§ **Assignment**: Whenever the string "icon" turns up in a line below, that line should be copied.

§ **Data for this exercise**:
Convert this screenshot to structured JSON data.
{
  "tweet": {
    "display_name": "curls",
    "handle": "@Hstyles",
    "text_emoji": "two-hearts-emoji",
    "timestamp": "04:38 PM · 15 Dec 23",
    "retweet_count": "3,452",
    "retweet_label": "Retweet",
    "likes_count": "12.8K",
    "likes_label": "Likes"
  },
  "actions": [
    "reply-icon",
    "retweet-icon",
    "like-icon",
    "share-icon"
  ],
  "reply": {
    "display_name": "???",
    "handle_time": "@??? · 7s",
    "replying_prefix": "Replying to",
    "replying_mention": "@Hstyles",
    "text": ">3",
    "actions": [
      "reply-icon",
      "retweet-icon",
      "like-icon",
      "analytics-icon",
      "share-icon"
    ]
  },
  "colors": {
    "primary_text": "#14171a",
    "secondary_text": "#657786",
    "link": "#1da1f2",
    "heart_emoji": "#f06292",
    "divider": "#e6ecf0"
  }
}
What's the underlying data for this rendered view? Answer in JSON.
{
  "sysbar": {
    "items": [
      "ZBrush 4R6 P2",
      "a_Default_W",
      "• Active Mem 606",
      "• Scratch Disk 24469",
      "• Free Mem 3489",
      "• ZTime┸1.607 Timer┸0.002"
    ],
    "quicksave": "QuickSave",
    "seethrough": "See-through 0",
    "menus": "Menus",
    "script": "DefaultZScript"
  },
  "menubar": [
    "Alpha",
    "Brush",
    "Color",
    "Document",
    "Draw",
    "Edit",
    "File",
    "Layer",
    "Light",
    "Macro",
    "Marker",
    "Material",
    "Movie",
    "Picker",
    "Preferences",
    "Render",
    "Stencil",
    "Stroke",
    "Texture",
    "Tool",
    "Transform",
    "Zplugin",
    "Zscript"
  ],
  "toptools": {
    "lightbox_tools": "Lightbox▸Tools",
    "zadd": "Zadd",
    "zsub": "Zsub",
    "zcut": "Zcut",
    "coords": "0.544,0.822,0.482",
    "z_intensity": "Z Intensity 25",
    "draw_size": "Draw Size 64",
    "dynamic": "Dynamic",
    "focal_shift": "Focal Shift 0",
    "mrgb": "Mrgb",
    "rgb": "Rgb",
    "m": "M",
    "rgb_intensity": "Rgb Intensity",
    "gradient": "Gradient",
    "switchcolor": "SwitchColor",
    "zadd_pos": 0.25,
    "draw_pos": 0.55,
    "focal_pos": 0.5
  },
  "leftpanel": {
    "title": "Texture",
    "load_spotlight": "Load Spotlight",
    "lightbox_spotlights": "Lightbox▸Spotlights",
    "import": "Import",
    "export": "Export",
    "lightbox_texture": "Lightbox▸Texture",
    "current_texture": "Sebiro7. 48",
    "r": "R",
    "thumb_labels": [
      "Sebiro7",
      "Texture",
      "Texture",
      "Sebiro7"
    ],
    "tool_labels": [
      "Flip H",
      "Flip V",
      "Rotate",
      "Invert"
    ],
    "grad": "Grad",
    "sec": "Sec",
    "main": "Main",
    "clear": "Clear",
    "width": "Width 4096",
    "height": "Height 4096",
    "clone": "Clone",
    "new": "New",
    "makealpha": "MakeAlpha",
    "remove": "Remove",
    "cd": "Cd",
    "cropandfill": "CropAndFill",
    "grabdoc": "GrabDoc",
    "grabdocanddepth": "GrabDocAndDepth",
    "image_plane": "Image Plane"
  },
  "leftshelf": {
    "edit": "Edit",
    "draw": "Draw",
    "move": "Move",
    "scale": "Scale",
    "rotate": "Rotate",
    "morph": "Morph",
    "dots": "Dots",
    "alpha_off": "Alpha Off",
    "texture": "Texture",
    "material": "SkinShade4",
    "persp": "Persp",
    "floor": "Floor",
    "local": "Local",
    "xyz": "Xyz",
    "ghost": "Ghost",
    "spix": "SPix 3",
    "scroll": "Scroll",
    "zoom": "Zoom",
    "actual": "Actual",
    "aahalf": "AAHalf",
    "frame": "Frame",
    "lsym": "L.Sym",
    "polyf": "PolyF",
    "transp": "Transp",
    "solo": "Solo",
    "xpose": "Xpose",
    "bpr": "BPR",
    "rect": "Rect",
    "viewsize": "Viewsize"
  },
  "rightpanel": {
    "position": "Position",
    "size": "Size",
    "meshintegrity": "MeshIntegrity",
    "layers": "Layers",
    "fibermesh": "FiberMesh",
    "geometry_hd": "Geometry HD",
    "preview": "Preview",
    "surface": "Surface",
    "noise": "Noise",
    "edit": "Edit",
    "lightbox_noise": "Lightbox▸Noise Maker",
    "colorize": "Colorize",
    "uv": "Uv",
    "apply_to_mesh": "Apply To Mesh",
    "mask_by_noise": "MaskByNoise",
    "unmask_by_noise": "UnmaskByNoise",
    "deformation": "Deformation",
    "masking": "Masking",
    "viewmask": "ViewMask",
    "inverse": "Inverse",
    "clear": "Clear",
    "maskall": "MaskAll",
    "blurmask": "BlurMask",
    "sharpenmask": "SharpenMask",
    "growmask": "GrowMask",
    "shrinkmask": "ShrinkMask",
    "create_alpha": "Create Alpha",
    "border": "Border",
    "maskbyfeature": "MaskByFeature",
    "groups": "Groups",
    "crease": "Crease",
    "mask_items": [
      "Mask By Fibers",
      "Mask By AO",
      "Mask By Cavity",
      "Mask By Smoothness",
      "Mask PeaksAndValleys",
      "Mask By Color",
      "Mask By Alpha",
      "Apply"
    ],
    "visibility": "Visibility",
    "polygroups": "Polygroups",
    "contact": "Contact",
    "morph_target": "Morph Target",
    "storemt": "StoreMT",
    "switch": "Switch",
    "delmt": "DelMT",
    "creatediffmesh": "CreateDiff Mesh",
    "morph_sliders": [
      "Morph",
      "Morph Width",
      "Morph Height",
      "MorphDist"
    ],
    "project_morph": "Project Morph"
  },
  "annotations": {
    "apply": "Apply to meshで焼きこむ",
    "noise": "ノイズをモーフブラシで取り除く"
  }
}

§ **Solution to the problem**:
    "reply-icon",
    "retweet-icon",
    "like-icon",
    "share-icon"
      "reply-icon",
      "retweet-icon",
      "like-icon",
      "analytics-icon",
      "share-icon"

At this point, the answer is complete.